Congratulations on crossing the finish line! It's an accomplishment that you have earned every right to celebrate, one that can't be taken away from you, and one that will inform and guide your experiences for the rest of your lives.
Your chapter of the story of Big Red athletics is coming to a close. It's a chapter that took a completely unforeseen twist, one that is without precedent in recent decades — perhaps in the entire history of the University. When you made your commitments to Cornell and to your coaches, and sent in your tuition deposits, you certainly did not sign up for anything like the experience of the last year and a quarter.
And as intercollegiate athletes, the impact upon you was particularly acute. You chose to attend Cornell, at least in part, specifically to play for this program and represent this institution. So having the rhythm and ritual of practice, training in the Friedman Center, and of course, competition days — ripped away from each of you, for at least a full season of play, was an especially great price to pay. It's a sacrifice that is not lost on me, and one I hope is borne in mind by all Big Red fans in the years to come.
But in a sense, there was another type of competition at hand — one that lasted the whole 2020-2021 academic year, one where every day was game day. In this game, the equipment wasn't sticks, balls, pucks, oars, and the like — it was Daily Checks, masks, social distancing, and surveillance testing.
It was a game with an outcome far from certain. When President Pollack and her administration made the decision to conduct instruction in-person this year, I was convinced that, on balance, it was the right call. That is, it was the least bad of the available options. Even so, it was a massive roll of the dice. There were many who said it was reckless and foolish, said it couldn't be done, said we'd be back in fully remote learning in no time.

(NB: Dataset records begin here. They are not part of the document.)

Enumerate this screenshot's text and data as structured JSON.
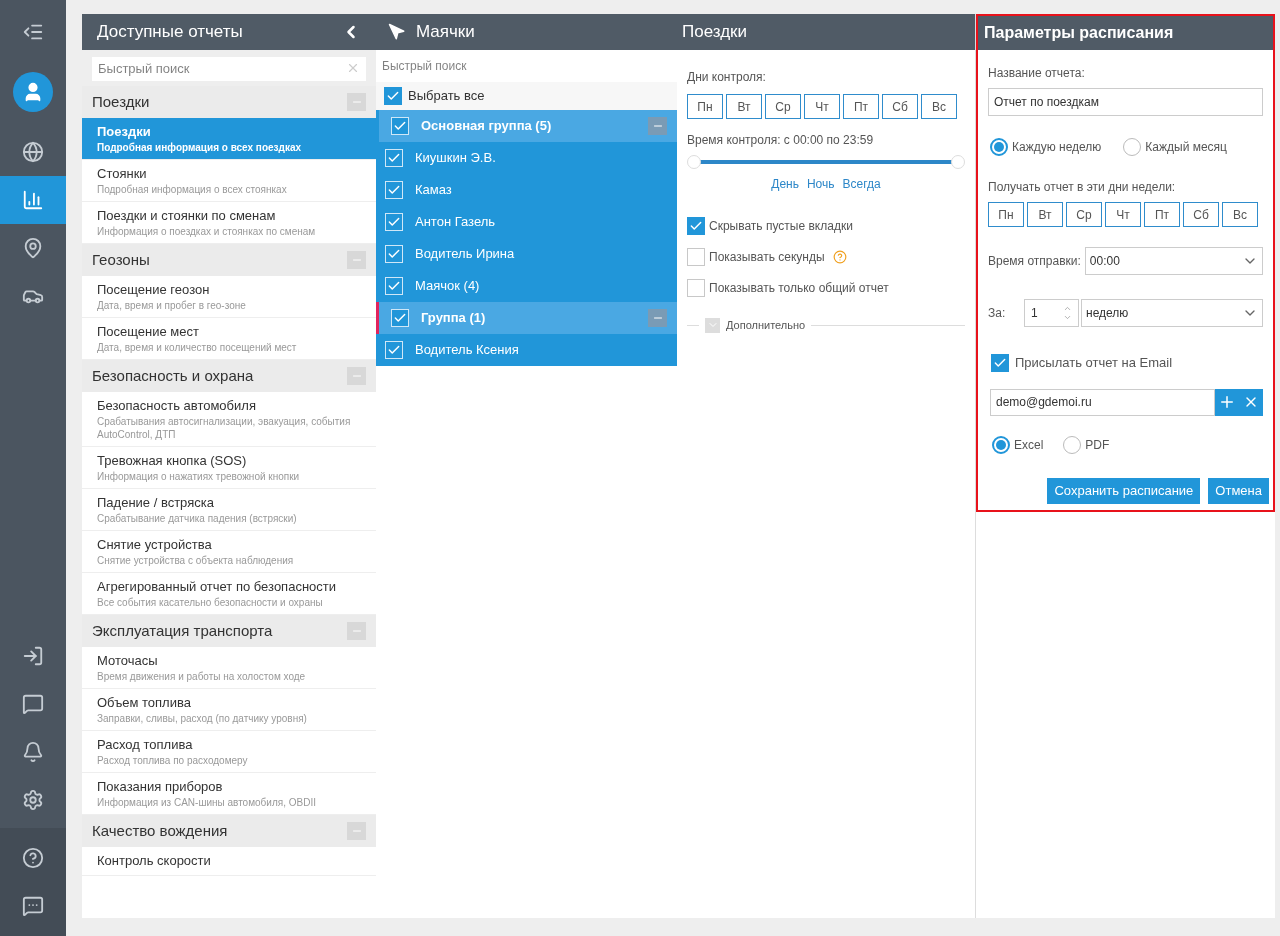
{
  "rail": {
    "top": [
      {
        "selected": false
      },
      {
        "selected": false
      },
      {
        "selected": false
      },
      {
        "selected": true
      },
      {
        "selected": false
      },
      {
        "selected": false
      }
    ],
    "bottom": [
      {
        "selected": false
      },
      {
        "selected": false
      },
      {
        "selected": false
      },
      {
        "selected": false
      }
    ],
    "footer": [
      {
        "selected": false
      },
      {
        "selected": false
      }
    ]
  },
  "reports": {
    "title": "Доступные отчеты",
    "search": {
      "placeholder": "Быстрый поиск"
    },
    "sections": [
      {
        "title": "Поездки",
        "items": [
          {
            "title": "Поездки",
            "subtitle": "Подробная информация о всех поездках",
            "selected": true
          },
          {
            "title": "Стоянки",
            "subtitle": "Подробная информация о всех стоянках",
            "selected": false
          },
          {
            "title": "Поездки и стоянки по сменам",
            "subtitle": "Информация о поездках и стоянках по сменам",
            "selected": false
          }
        ]
      },
      {
        "title": "Геозоны",
        "items": [
          {
            "title": "Посещение геозон",
            "subtitle": "Дата, время и пробег в гео-зоне",
            "selected": false
          },
          {
            "title": "Посещение мест",
            "subtitle": "Дата, время и количество посещений мест",
            "selected": false
          }
        ]
      },
      {
        "title": "Безопасность и охрана",
        "items": [
          {
            "title": "Безопасность автомобиля",
            "subtitle": "Срабатывания автосигнализации, эвакуация, события AutoControl, ДТП",
            "selected": false
          },
          {
            "title": "Тревожная кнопка (SOS)",
            "subtitle": "Информация о нажатиях тревожной кнопки",
            "selected": false
          },
          {
            "title": "Падение / встряска",
            "subtitle": "Срабатывание датчика падения (встряски)",
            "selected": false
          },
          {
            "title": "Снятие устройства",
            "subtitle": "Снятие устройства с объекта наблюдения",
            "selected": false
          },
          {
            "title": "Агрегированный отчет по безопасности",
            "subtitle": "Все события касательно безопасности и охраны",
            "selected": false
          }
        ]
      },
      {
        "title": "Эксплуатация транспорта",
        "items": [
          {
            "title": "Моточасы",
            "subtitle": "Время движения и работы на холостом ходе",
            "selected": false
          },
          {
            "title": "Объем топлива",
            "subtitle": "Заправки, сливы, расход (по датчику уровня)",
            "selected": false
          },
          {
            "title": "Расход топлива",
            "subtitle": "Расход топлива по расходомеру",
            "selected": false
          },
          {
            "title": "Показания приборов",
            "subtitle": "Информация из CAN-шины автомобиля, OBDII",
            "selected": false
          }
        ]
      },
      {
        "title": "Качество вождения",
        "items": [
          {
            "title": "Контроль скорости",
            "selected": false
          }
        ]
      }
    ]
  },
  "beacons": {
    "title": "Маячки",
    "search": {
      "placeholder": "Быстрый поиск"
    },
    "select_all": {
      "label": "Выбрать все",
      "checked": true
    },
    "groups": [
      {
        "name": "Основная группа (5)",
        "color": "#2196d9",
        "checked": true,
        "children": [
          {
            "name": "Киушкин Э.В.",
            "checked": true
          },
          {
            "name": "Камаз",
            "checked": true
          },
          {
            "name": "Антон Газель",
            "checked": true
          },
          {
            "name": "Водитель Ирина",
            "checked": true
          },
          {
            "name": "Маячок (4)",
            "checked": true
          }
        ]
      },
      {
        "name": "Группа (1)",
        "color": "#e0245e",
        "checked": true,
        "children": [
          {
            "name": "Водитель Ксения",
            "checked": true
          }
        ]
      }
    ]
  },
  "trips": {
    "title": "Поездки",
    "days_label": "Дни контроля:",
    "days": [
      {
        "label": "Пн",
        "selected": false
      },
      {
        "label": "Вт",
        "selected": false
      },
      {
        "label": "Ср",
        "selected": false
      },
      {
        "label": "Чт",
        "selected": false
      },
      {
        "label": "Пт",
        "selected": false
      },
      {
        "label": "Сб",
        "selected": false
      },
      {
        "label": "Вс",
        "selected": false
      }
    ],
    "time_label": "Время контроля: с 00:00 по 23:59",
    "time_slider": {
      "level": 1
    },
    "presets": [
      "День",
      "Ночь",
      "Всегда"
    ],
    "options": [
      {
        "label": "Скрывать пустые вкладки",
        "checked": true,
        "help": false
      },
      {
        "label": "Показывать секунды",
        "checked": false,
        "help": true
      },
      {
        "label": "Показывать только общий отчет",
        "checked": false,
        "help": false
      }
    ],
    "more": {
      "label": "Дополнительно",
      "expanded": false
    }
  },
  "schedule": {
    "title": "Параметры расписания",
    "name_label": "Название отчета:",
    "name_value": "Отчет по поездкам",
    "periods": [
      {
        "label": "Каждую неделю",
        "selected": true
      },
      {
        "label": "Каждый месяц",
        "selected": false
      }
    ],
    "days_label": "Получать отчет в эти дни недели:",
    "days": [
      {
        "label": "Пн",
        "selected": false
      },
      {
        "label": "Вт",
        "selected": false
      },
      {
        "label": "Ср",
        "selected": false
      },
      {
        "label": "Чт",
        "selected": false
      },
      {
        "label": "Пт",
        "selected": false
      },
      {
        "label": "Сб",
        "selected": false
      },
      {
        "label": "Вс",
        "selected": false
      }
    ],
    "send_time_label": "Время отправки:",
    "send_time": "00:00",
    "for_label": "За:",
    "for_count": "1",
    "for_unit": "неделю",
    "email_toggle": {
      "label": "Присылать отчет на Email",
      "checked": true
    },
    "email": "demo@gdemoi.ru",
    "formats": [
      {
        "label": "Excel",
        "selected": true
      },
      {
        "label": "PDF",
        "selected": false
      }
    ],
    "buttons": [
      {
        "label": "Сохранить расписание"
      },
      {
        "label": "Отмена"
      }
    ]
  }
}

You proved them wrong. In every possible way. You met the moment, and you rose to the occasion. You came together with your own teammates, and students across campus, and staff, and faculty, united as one Cornell team. And as these final days of this school year pass, they pass like the final seconds of a blowout victory at Lynah Rink — keys out and jingling, imploring the naysayers to warm up the bus. Because victory in this long game is just about assured. It's a victory that I take to be as meaningful as any Big Red championship — perhaps even more so. It makes me so proud to be associated with this singularly great institution.
You're saying goodbye to your days of suiting up in carnelian and white in a way you never expected to. But while it may be goodbye to those days, it is most certainly NOT goodbye to your teammates, nor to Cornell. To them, it is merely "until next time."
As you prepare to depart from the East Hill and enter what Shakespeare called the "undiscovered country" — the future, or as it's sometimes called from your vantage point, the "real world" — know this with absolute certainty. A part of you will always remain there. All of you will always be welcome back there. And each of you will always be home there.
Thank you, one and all, for all you've given to the Big Red, and to Cornell University. Give my regards… and far above. Hail, all hail… and love to thee. Yell Cornell… and LET'S GO RED!!!
I composed this over the last week or so, as Cornell Athletics individually honored each member of this year's graduating class on social media. I shared it on Twitter yesterday, but I also thought it worthwhile to post here, with a few additional remarks.
First, I've seen comments that the true and proper way to honor these exceptional Cornellians would be to let them play. But that doesn't take into account the whole picture. I don't think the decision was ever really Cornell's to make, at least in terms of play within its conference. Not long after Cornell announced it would conduct this academic year residentally, Harvard announced it would remain fully remote for all of 2020-21, and Princeton backtracked to that same position. If those two schools weren't going to bring their players to campus, there seems to me to have been no realistic way for the Ivy League to conduct competition. Each school made what it thought was the best decision for its community, given each school's unique circumstances, particularly the percentage of students living in on-campus housing.
And second: when I saw the forecast for here outside Philadelphia this weekend (highs mid-50s, lows low-40s, and very wet), I wondered how cold it might get at the southern tip of Cayuga Lake on this last weekend of May. Fortunately, the answer: not any colder than here. Still, everybody stay warm and safe up there as you celebrate!